That Time of Year Thou Mayst in Me Behold


Sonnet 73 

by William Shakespeare
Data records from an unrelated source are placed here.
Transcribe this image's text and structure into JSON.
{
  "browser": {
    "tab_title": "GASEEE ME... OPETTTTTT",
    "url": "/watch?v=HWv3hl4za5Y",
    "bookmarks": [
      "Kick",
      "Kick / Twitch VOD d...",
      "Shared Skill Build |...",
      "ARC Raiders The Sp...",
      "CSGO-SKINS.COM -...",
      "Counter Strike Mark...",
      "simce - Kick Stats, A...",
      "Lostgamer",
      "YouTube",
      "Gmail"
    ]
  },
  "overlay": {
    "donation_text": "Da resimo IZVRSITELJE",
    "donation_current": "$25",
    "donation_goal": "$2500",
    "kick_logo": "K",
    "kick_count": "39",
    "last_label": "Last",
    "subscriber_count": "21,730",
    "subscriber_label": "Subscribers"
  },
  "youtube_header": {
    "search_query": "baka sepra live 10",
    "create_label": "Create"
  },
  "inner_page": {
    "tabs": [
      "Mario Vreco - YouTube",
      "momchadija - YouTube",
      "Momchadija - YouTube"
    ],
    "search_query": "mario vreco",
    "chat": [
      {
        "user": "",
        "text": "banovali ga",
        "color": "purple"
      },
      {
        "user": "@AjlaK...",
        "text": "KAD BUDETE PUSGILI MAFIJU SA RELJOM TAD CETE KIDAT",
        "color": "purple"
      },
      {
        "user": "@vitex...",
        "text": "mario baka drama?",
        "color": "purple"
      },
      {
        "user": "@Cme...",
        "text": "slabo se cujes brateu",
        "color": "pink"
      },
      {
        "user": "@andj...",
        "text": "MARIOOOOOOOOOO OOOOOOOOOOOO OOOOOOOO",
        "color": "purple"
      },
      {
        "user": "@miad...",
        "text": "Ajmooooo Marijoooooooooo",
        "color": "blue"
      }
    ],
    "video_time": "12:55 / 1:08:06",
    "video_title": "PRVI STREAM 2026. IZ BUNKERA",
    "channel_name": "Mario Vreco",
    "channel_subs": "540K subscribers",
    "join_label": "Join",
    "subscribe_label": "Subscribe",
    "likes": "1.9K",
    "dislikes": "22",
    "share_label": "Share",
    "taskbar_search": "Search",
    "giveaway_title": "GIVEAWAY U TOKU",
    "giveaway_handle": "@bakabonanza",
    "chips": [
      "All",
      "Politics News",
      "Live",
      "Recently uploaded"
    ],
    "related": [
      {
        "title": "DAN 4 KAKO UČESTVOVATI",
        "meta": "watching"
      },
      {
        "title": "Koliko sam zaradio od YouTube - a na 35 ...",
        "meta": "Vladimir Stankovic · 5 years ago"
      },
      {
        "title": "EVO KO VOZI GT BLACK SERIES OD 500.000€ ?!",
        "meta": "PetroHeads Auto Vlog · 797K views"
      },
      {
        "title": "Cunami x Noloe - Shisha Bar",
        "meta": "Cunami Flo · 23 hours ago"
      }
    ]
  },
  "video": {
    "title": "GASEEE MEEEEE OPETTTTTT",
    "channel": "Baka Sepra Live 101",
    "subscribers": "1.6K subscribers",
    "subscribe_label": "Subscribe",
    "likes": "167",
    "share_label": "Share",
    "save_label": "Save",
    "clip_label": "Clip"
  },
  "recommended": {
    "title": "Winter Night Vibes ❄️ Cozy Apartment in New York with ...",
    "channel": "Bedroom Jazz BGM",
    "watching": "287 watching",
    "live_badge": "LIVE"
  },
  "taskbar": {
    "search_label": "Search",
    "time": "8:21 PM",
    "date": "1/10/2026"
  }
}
That time of year thou mayst in me behold
When yellow leaves, or none, or few, do hang
Upon those boughs which shake against the cold,
Bare ruined choirs, where late the sweet birds sang.
In me thou seest the twilight of such day
As after sunset fadeth in the west,
Which by and by black night doth take away,
Death’s second self, that seals up all in rest.
In me thou seest the glowing of such fire
That on the ashes of his youth doth lie,
As the deathbed whereon it must expire
Consumed with that which it was nourished by.
This thou perceiv’st, which makes thy love more strong,
To love that well which thou must leave ere long.
“Sonnet 73: That Time of Year Thou Mayst In Me Behold” by William Shakespeare. (Public domain.)
Sonnet 73, one of Shakespeare’s most metaphoric works, has long symbolized the season of autumn for me.  With thanks to The Writer’s Almanac, William Shakespeare, Mr. Burns (my high school freshman English teacher)  and Lake Harriet – and everything else  in this world which never ceases to inspire and interest.
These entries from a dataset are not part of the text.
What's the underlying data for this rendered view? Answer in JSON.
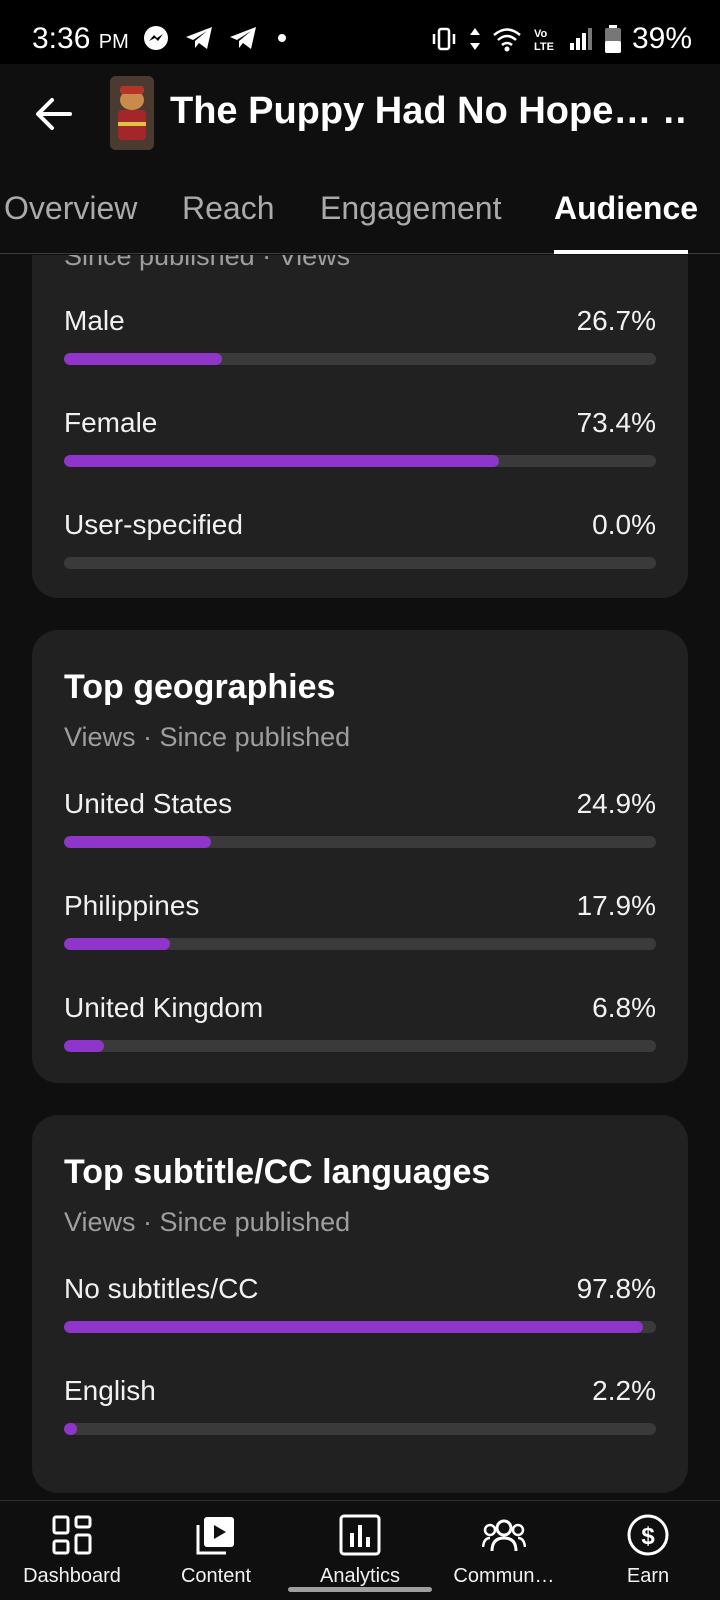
{
  "status_bar": {
    "time": "3:36",
    "ampm": "PM",
    "battery": "39%"
  },
  "header": {
    "back_icon": "arrow-left-icon",
    "title": "The Puppy Had No Hope… …"
  },
  "tabs": [
    {
      "label": "Overview",
      "active": false
    },
    {
      "label": "Reach",
      "active": false
    },
    {
      "label": "Engagement",
      "active": false
    },
    {
      "label": "Audience",
      "active": true
    }
  ],
  "gender": {
    "partial_subtitle": "Since published · Views",
    "rows": [
      {
        "label": "Male",
        "value": "26.7%",
        "pct": 26.7
      },
      {
        "label": "Female",
        "value": "73.4%",
        "pct": 73.4
      },
      {
        "label": "User-specified",
        "value": "0.0%",
        "pct": 0.0
      }
    ]
  },
  "geographies": {
    "title": "Top geographies",
    "subtitle": "Views · Since published",
    "rows": [
      {
        "label": "United States",
        "value": "24.9%",
        "pct": 24.9
      },
      {
        "label": "Philippines",
        "value": "17.9%",
        "pct": 17.9
      },
      {
        "label": "United Kingdom",
        "value": "6.8%",
        "pct": 6.8
      }
    ]
  },
  "subtitles": {
    "title": "Top subtitle/CC languages",
    "subtitle": "Views · Since published",
    "rows": [
      {
        "label": "No subtitles/CC",
        "value": "97.8%",
        "pct": 97.8
      },
      {
        "label": "English",
        "value": "2.2%",
        "pct": 2.2
      }
    ]
  },
  "bottom_nav": [
    {
      "label": "Dashboard",
      "icon": "dashboard-icon"
    },
    {
      "label": "Content",
      "icon": "content-icon"
    },
    {
      "label": "Analytics",
      "icon": "analytics-icon",
      "active": true
    },
    {
      "label": "Commun…",
      "icon": "community-icon"
    },
    {
      "label": "Earn",
      "icon": "earn-icon"
    }
  ],
  "colors": {
    "bar_fill": "#8f35c9",
    "bar_track": "#3a3a3a",
    "card": "#212121",
    "background": "#0f0f0f"
  }
}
Phoneography Challenge: My Neighborhood

Taken from the southeast shore of Lake Harriet with Instagram on my iPhone 4s.

I live in Minneapolis, the City of Lakes.  The story is that the first schoolteacher named the city after mni, the Dakota Sioux word for water, and polis, the Greek word for city.  The city is aptly named, with wetlands, creeks and the Mississippi river in addition to twenty-two lakes within the city limits. Truly, a wonderful blend of nature and urbanity.

Of course, most of this water is still frozen at this time of year in Minneapolis.  I took this photo of my neighborhood lake – Lake Harriet – while I was out on a run a couple of evenings ago. Enjoy!